All publishers have standards and style guides that they adhere to. OSB Legal Publications is no different. Often our volunteer authors want to know why we made a particular edit when they thought the way they wrote it was just fine.
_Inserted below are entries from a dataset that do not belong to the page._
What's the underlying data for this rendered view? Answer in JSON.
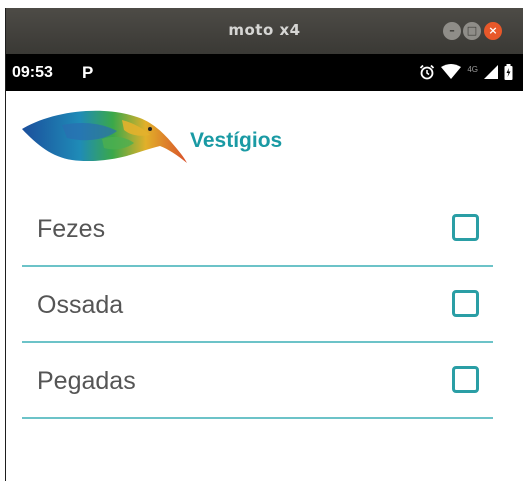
{
  "window": {
    "title": "moto x4",
    "min_glyph": "–",
    "max_glyph": "□",
    "close_glyph": "×"
  },
  "status_bar": {
    "time": "09:53",
    "notification": "P",
    "network": "4G",
    "icons": [
      "alarm-icon",
      "wifi-icon",
      "signal-icon",
      "battery-icon"
    ]
  },
  "app": {
    "title": "Vestígios",
    "accent": "#1a9aa4"
  },
  "items": [
    {
      "label": "Fezes",
      "checked": false
    },
    {
      "label": "Ossada",
      "checked": false
    },
    {
      "label": "Pegadas",
      "checked": false
    }
  ],
  "colors": {
    "divider": "#6cc3c8",
    "checkbox": "#2a9ea5",
    "close_button": "#e8582a"
  }
}
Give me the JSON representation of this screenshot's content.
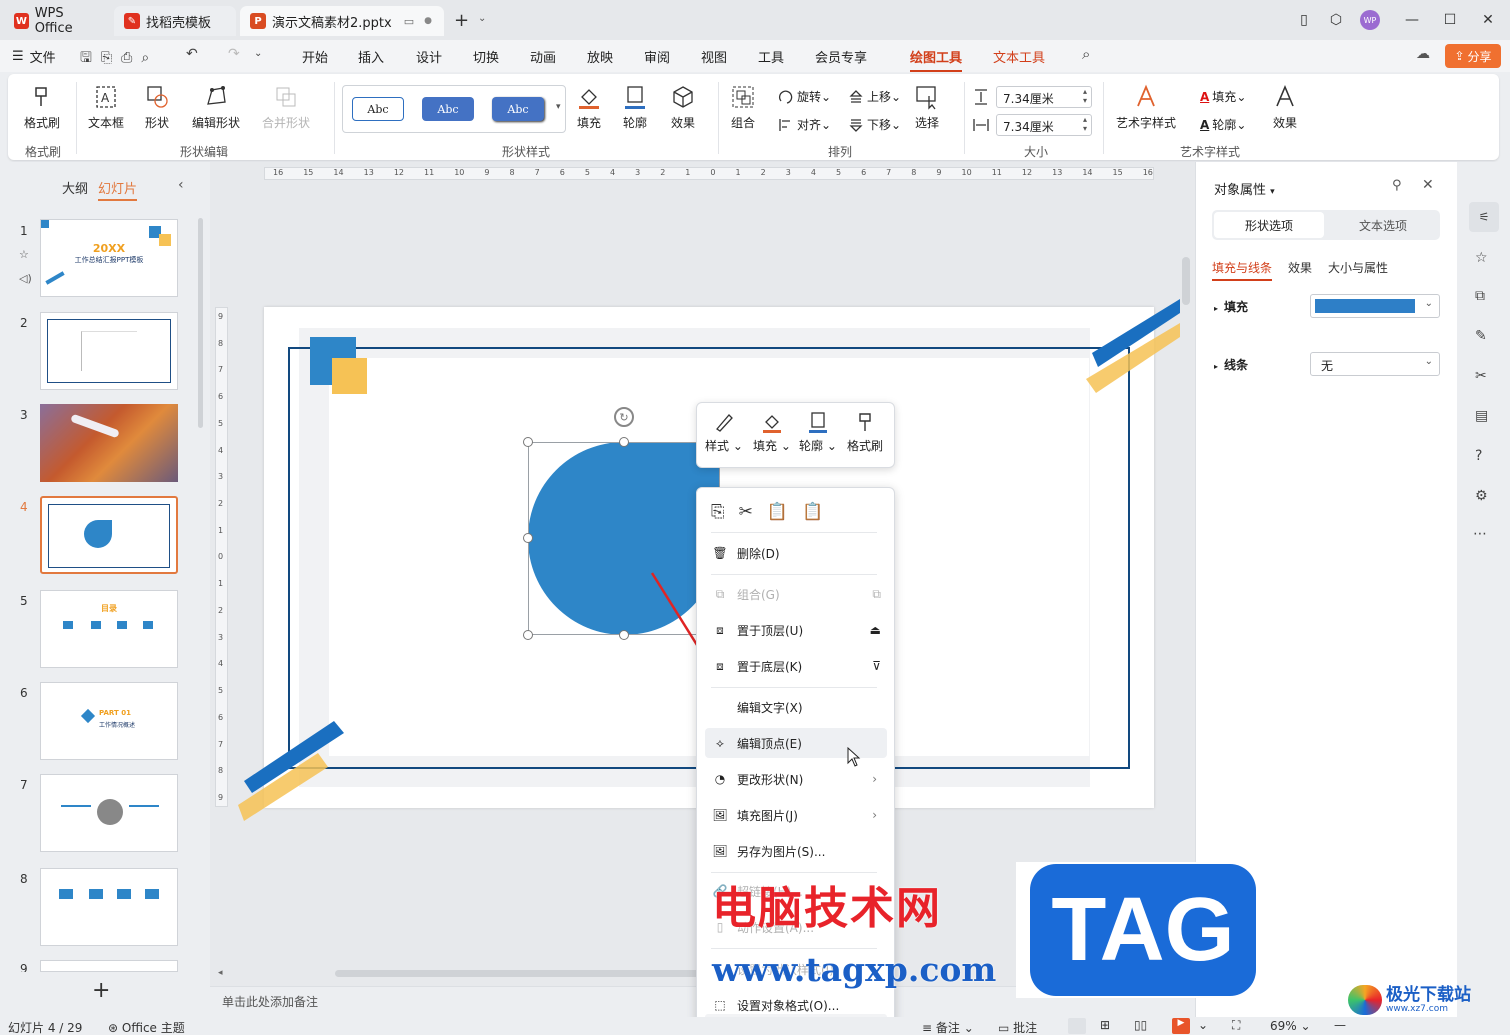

The answer is usually that the Attorney Editor was adhering to one of the style guides that we rely on.
For in-house editing, we rely on the following style guides on issues of citation format, grammar, and style, with a few minor exceptions:
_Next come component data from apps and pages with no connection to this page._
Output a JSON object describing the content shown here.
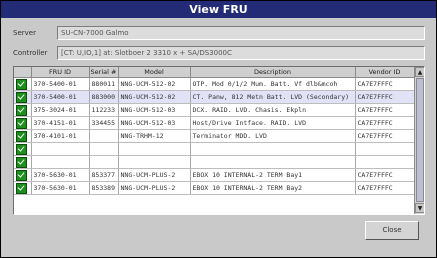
{
  "window": {
    "title": "View FRU"
  },
  "fields": {
    "server_label": "Server",
    "server_value": "SU-CN-7000 Galmo",
    "controller_label": "Controller",
    "controller_value": "[CT: U,IO,1] at: Slotboer 2 3310 x + SA/DS3000C"
  },
  "table": {
    "columns": [
      "FRU ID",
      "Serial #",
      "Model",
      "Description",
      "Vendor ID"
    ],
    "rows": [
      {
        "fru": "370-5400-01",
        "serial": "880011",
        "model": "NNG-UCM-512-02",
        "desc": "OTP. Mod 0/1/2 Mum. Batt. Vf dlb&mcoh",
        "vendor": "CA7E7FFFC"
      },
      {
        "fru": "370-5400-01",
        "serial": "883000",
        "model": "NNG-UCM-512-02",
        "desc": "CT. Panw, 812 Metn Batt. LVD (Secondary)",
        "vendor": "CA7E7FFFC"
      },
      {
        "fru": "375-3024-01",
        "serial": "112233",
        "model": "NNG-UCM-512-03",
        "desc": "DCX. RAID. LVD. Chasis. Ekpln",
        "vendor": "CA7E7FFFC"
      },
      {
        "fru": "370-4151-01",
        "serial": "334455",
        "model": "NNG-UCM-512-03",
        "desc": "Host/Drive Intface. RAID. LVD",
        "vendor": "CA7E7FFFC"
      },
      {
        "fru": "370-4101-01",
        "serial": "",
        "model": "NNG-TRHM-12",
        "desc": "Terminator MDD. LVD",
        "vendor": "CA7E7FFFC"
      },
      {
        "fru": "",
        "serial": "",
        "model": "",
        "desc": "",
        "vendor": ""
      },
      {
        "fru": "",
        "serial": "",
        "model": "",
        "desc": "",
        "vendor": ""
      },
      {
        "fru": "370-5630-01",
        "serial": "853377",
        "model": "NNG-UCM-PLUS-2",
        "desc": "EBOX 10 INTERNAL-2 TERM Bay1",
        "vendor": "CA7E7FFFC"
      },
      {
        "fru": "370-5630-01",
        "serial": "853389",
        "model": "NNG-UCM-PLUS-2",
        "desc": "EBOX 10 INTERNAL-2 TERM Bay2",
        "vendor": "CA7E7FFFC"
      }
    ]
  },
  "buttons": {
    "close": "Close"
  }
}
- Oregon Appellate Courts Style Manual, available online at http://www.publications.ojd.state.or.us/docs/UpdatedStyleManual2002.pdf.
- The Bluebook, A Uniform System of Citation
- Bryan Garner’s A Dictionary of Modern Legal Usage
- The Chicago Manual of Style
- For forms, the American Bar Association’s A Manual of Style for Contract Drafting
The first style guide on this list takes top billing so that if a Bar member wants to quote from one of our books into a brief, they can copy and paste the quote from BarBooks™ and have the citations conform to the same style guide they need to follow to keep the court happy.
But some citation style issues aren’t specifically spelled out in the Oregon Appellate Courts Style Manual and so The Bluebook is the appropriate back-up.
The other three style guides are in our repertoire to provide consistency from one chapter to another and from one book to another. We don’t want to just be making stuff up, after all, because we’d all make it up a little differently.
So if you wonder why we do things the way we do in our publications, you can either check out these style guides to see if we are following them, or you can just ask us. Drop us a line at [email protected] if you have questions.